Extracted information:
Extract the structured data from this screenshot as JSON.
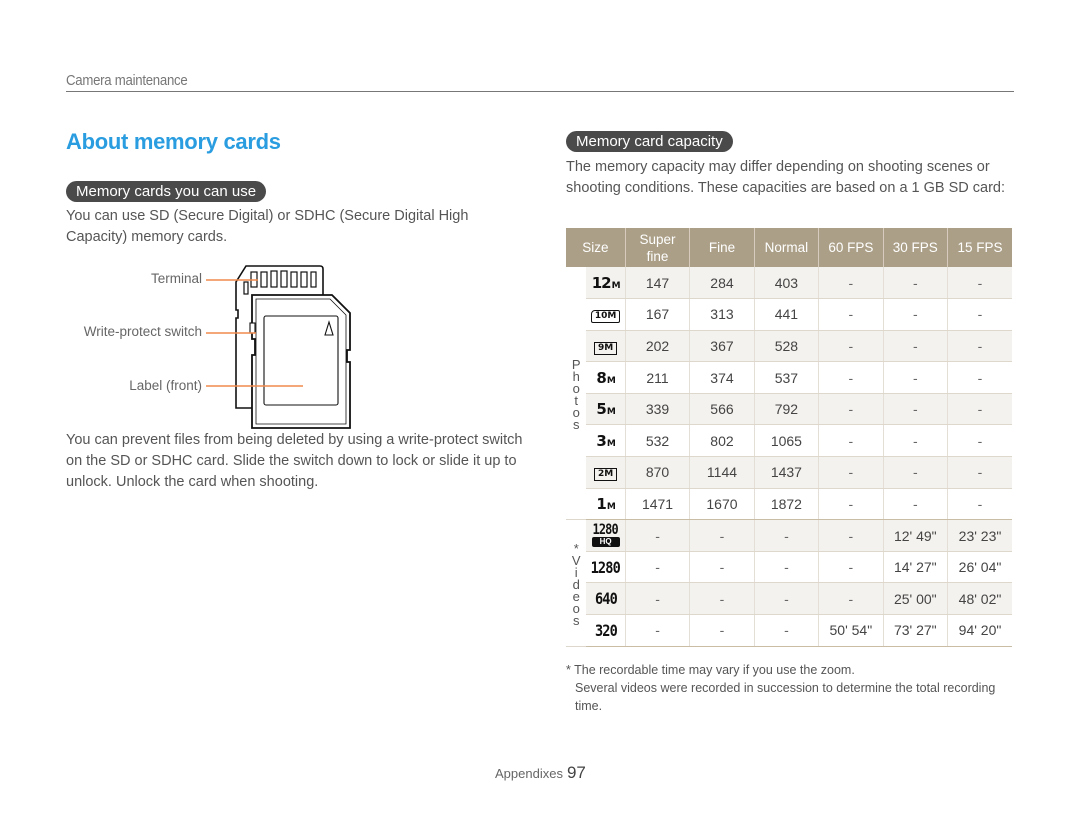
{
  "header": {
    "section": "Camera maintenance"
  },
  "page_title": "About memory cards",
  "left": {
    "pill": "Memory cards you can use",
    "intro": "You can use SD (Secure Digital) or SDHC (Secure Digital High Capacity) memory cards.",
    "diagram": {
      "labels": [
        "Terminal",
        "Write-protect switch",
        "Label (front)"
      ],
      "accent_color": "#f08a4b"
    },
    "body": "You can prevent files from being deleted by using a write-protect switch on the SD or SDHC card. Slide the switch down to lock or slide it up to unlock. Unlock the card when shooting."
  },
  "right": {
    "pill": "Memory card capacity",
    "intro": "The memory capacity may differ depending on shooting scenes or shooting conditions. These capacities are based on a 1 GB SD card:",
    "table": {
      "header_color": "#ab9f87",
      "columns": [
        "Size",
        "Super fine",
        "Fine",
        "Normal",
        "60 FPS",
        "30 FPS",
        "15 FPS"
      ],
      "groups": [
        {
          "label": "Photos",
          "rows": [
            {
              "size_icon": "12M",
              "values": [
                "147",
                "284",
                "403",
                "-",
                "-",
                "-"
              ]
            },
            {
              "size_icon": "10M wide",
              "values": [
                "167",
                "313",
                "441",
                "-",
                "-",
                "-"
              ]
            },
            {
              "size_icon": "9M panorama",
              "values": [
                "202",
                "367",
                "528",
                "-",
                "-",
                "-"
              ]
            },
            {
              "size_icon": "8M",
              "values": [
                "211",
                "374",
                "537",
                "-",
                "-",
                "-"
              ]
            },
            {
              "size_icon": "5M",
              "values": [
                "339",
                "566",
                "792",
                "-",
                "-",
                "-"
              ]
            },
            {
              "size_icon": "3M",
              "values": [
                "532",
                "802",
                "1065",
                "-",
                "-",
                "-"
              ]
            },
            {
              "size_icon": "2M panorama",
              "values": [
                "870",
                "1144",
                "1437",
                "-",
                "-",
                "-"
              ]
            },
            {
              "size_icon": "1M",
              "values": [
                "1471",
                "1670",
                "1872",
                "-",
                "-",
                "-"
              ]
            }
          ]
        },
        {
          "label": "*Videos",
          "rows": [
            {
              "size_icon": "1280 HQ",
              "values": [
                "-",
                "-",
                "-",
                "-",
                "12' 49\"",
                "23' 23\""
              ]
            },
            {
              "size_icon": "1280",
              "values": [
                "-",
                "-",
                "-",
                "-",
                "14' 27\"",
                "26' 04\""
              ]
            },
            {
              "size_icon": "640",
              "values": [
                "-",
                "-",
                "-",
                "-",
                "25' 00\"",
                "48' 02\""
              ]
            },
            {
              "size_icon": "320",
              "values": [
                "-",
                "-",
                "-",
                "50' 54\"",
                "73' 27\"",
                "94' 20\""
              ]
            }
          ]
        }
      ],
      "icon_text": {
        "12M": "12",
        "10M": "10M",
        "9M": "9M",
        "8M": "8",
        "5M": "5",
        "3M": "3",
        "2M": "2M",
        "1M": "1",
        "M": "M",
        "v1280": "1280",
        "HQ": "HQ",
        "v640": "640",
        "v320": "320"
      }
    },
    "footnote": {
      "line1": "* The recordable time may vary if you use the zoom.",
      "line2": "Several videos were recorded in succession to determine the total recording time."
    }
  },
  "footer": {
    "section": "Appendixes",
    "page_number": "97"
  }
}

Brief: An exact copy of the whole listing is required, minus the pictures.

Answer to this task:
Extract the structured data from this screenshot as JSON.
{
  "header": {
    "section": "Camera maintenance"
  },
  "page_title": "About memory cards",
  "left": {
    "pill": "Memory cards you can use",
    "intro": "You can use SD (Secure Digital) or SDHC (Secure Digital High Capacity) memory cards.",
    "diagram": {
      "labels": [
        "Terminal",
        "Write-protect switch",
        "Label (front)"
      ],
      "accent_color": "#f08a4b"
    },
    "body": "You can prevent files from being deleted by using a write-protect switch on the SD or SDHC card. Slide the switch down to lock or slide it up to unlock. Unlock the card when shooting."
  },
  "right": {
    "pill": "Memory card capacity",
    "intro": "The memory capacity may differ depending on shooting scenes or shooting conditions. These capacities are based on a 1 GB SD card:",
    "table": {
      "header_color": "#ab9f87",
      "columns": [
        "Size",
        "Super fine",
        "Fine",
        "Normal",
        "60 FPS",
        "30 FPS",
        "15 FPS"
      ],
      "groups": [
        {
          "label": "Photos",
          "rows": [
            {
              "size_icon": "12M",
              "values": [
                "147",
                "284",
                "403",
                "-",
                "-",
                "-"
              ]
            },
            {
              "size_icon": "10M wide",
              "values": [
                "167",
                "313",
                "441",
                "-",
                "-",
                "-"
              ]
            },
            {
              "size_icon": "9M panorama",
              "values": [
                "202",
                "367",
                "528",
                "-",
                "-",
                "-"
              ]
            },
            {
              "size_icon": "8M",
              "values": [
                "211",
                "374",
                "537",
                "-",
                "-",
                "-"
              ]
            },
            {
              "size_icon": "5M",
              "values": [
                "339",
                "566",
                "792",
                "-",
                "-",
                "-"
              ]
            },
            {
              "size_icon": "3M",
              "values": [
                "532",
                "802",
                "1065",
                "-",
                "-",
                "-"
              ]
            },
            {
              "size_icon": "2M panorama",
              "values": [
                "870",
                "1144",
                "1437",
                "-",
                "-",
                "-"
              ]
            },
            {
              "size_icon": "1M",
              "values": [
                "1471",
                "1670",
                "1872",
                "-",
                "-",
                "-"
              ]
            }
          ]
        },
        {
          "label": "*Videos",
          "rows": [
            {
              "size_icon": "1280 HQ",
              "values": [
                "-",
                "-",
                "-",
                "-",
                "12' 49\"",
                "23' 23\""
              ]
            },
            {
              "size_icon": "1280",
              "values": [
                "-",
                "-",
                "-",
                "-",
                "14' 27\"",
                "26' 04\""
              ]
            },
            {
              "size_icon": "640",
              "values": [
                "-",
                "-",
                "-",
                "-",
                "25' 00\"",
                "48' 02\""
              ]
            },
            {
              "size_icon": "320",
              "values": [
                "-",
                "-",
                "-",
                "50' 54\"",
                "73' 27\"",
                "94' 20\""
              ]
            }
          ]
        }
      ],
      "icon_text": {
        "12M": "12",
        "10M": "10M",
        "9M": "9M",
        "8M": "8",
        "5M": "5",
        "3M": "3",
        "2M": "2M",
        "1M": "1",
        "M": "M",
        "v1280": "1280",
        "HQ": "HQ",
        "v640": "640",
        "v320": "320"
      }
    },
    "footnote": {
      "line1": "* The recordable time may vary if you use the zoom.",
      "line2": "Several videos were recorded in succession to determine the total recording time."
    }
  },
  "footer": {
    "section": "Appendixes",
    "page_number": "97"
  }
}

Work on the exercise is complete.